How to complete this task: Please copy out every line in the entries that includes the word "created".

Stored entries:
>>>

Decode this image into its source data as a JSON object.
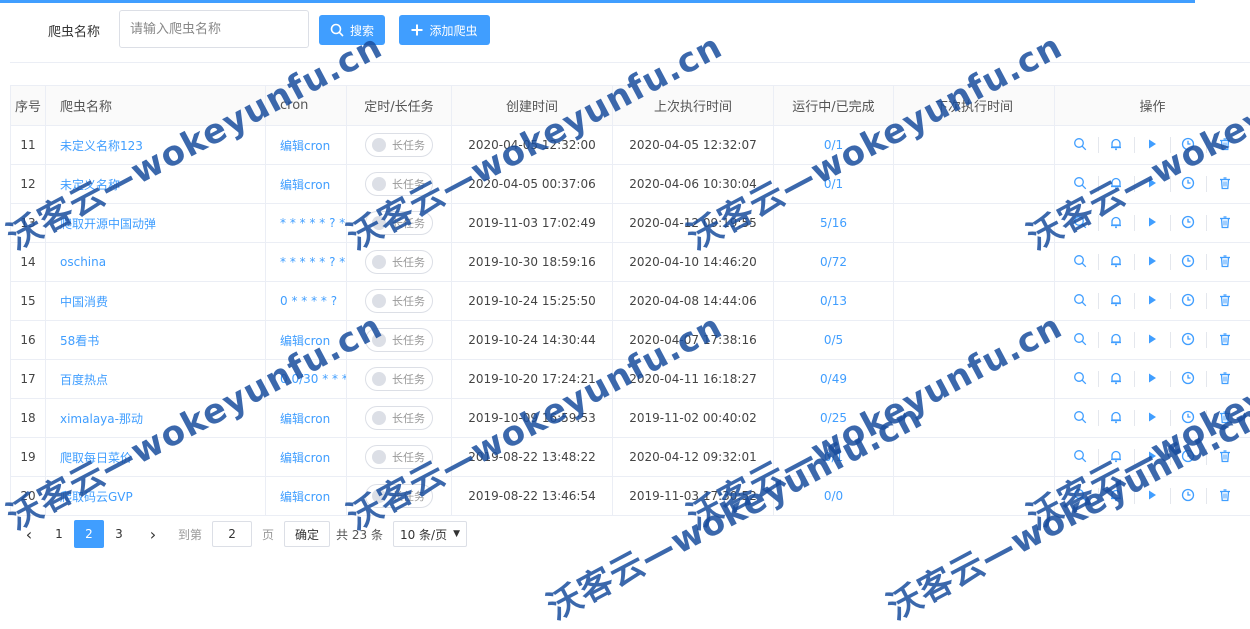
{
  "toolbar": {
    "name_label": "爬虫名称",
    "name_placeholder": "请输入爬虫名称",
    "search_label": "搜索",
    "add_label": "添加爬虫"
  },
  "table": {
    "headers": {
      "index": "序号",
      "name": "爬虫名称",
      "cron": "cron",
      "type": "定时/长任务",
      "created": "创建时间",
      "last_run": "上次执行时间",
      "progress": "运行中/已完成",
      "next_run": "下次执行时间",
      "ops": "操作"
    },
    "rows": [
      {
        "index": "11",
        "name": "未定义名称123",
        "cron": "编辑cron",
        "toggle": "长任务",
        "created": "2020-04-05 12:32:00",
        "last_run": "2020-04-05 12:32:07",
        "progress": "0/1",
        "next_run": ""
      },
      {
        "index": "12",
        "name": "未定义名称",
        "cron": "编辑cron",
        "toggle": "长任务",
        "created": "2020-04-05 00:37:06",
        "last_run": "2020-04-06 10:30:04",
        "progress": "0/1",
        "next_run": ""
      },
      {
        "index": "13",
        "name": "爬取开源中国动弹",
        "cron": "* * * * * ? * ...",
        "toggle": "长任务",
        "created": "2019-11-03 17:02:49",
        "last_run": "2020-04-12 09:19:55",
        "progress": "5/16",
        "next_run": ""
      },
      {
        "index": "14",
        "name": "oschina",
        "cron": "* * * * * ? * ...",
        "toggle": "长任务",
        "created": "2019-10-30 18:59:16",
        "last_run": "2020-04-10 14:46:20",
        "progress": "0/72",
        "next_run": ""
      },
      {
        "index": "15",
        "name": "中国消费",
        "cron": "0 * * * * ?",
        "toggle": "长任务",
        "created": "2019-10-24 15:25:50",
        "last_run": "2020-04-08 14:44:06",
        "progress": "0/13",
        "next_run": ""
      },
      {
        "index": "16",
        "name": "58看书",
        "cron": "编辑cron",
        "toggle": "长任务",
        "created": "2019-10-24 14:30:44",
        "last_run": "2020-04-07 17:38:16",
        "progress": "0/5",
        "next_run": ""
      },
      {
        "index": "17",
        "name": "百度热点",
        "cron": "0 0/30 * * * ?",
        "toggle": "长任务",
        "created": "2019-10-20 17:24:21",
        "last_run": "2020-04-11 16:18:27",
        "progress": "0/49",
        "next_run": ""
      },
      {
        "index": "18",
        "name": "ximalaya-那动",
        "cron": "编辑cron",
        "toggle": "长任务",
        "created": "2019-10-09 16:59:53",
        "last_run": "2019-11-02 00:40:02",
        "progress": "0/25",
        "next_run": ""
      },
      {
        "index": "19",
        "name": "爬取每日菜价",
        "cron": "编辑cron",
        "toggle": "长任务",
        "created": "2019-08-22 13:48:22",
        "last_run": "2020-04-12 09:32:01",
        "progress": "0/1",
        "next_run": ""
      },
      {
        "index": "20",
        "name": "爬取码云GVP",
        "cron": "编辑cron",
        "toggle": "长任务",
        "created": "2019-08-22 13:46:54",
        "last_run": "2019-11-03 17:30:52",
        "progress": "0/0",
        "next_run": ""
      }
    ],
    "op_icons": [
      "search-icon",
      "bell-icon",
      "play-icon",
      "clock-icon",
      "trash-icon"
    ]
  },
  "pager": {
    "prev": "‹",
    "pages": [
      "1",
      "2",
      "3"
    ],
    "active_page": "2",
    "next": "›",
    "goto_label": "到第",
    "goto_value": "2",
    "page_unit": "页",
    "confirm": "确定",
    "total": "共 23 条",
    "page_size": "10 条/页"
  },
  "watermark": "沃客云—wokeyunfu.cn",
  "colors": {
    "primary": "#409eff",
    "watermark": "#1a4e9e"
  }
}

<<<

Answer box:
      "created": "创建时间",
        "created": "2020-04-05 12:32:00",
        "created": "2020-04-05 00:37:06",
        "created": "2019-11-03 17:02:49",
        "created": "2019-10-30 18:59:16",
        "created": "2019-10-24 15:25:50",
        "created": "2019-10-24 14:30:44",
        "created": "2019-10-20 17:24:21",
        "created": "2019-10-09 16:59:53",
        "created": "2019-08-22 13:48:22",
        "created": "2019-08-22 13:46:54",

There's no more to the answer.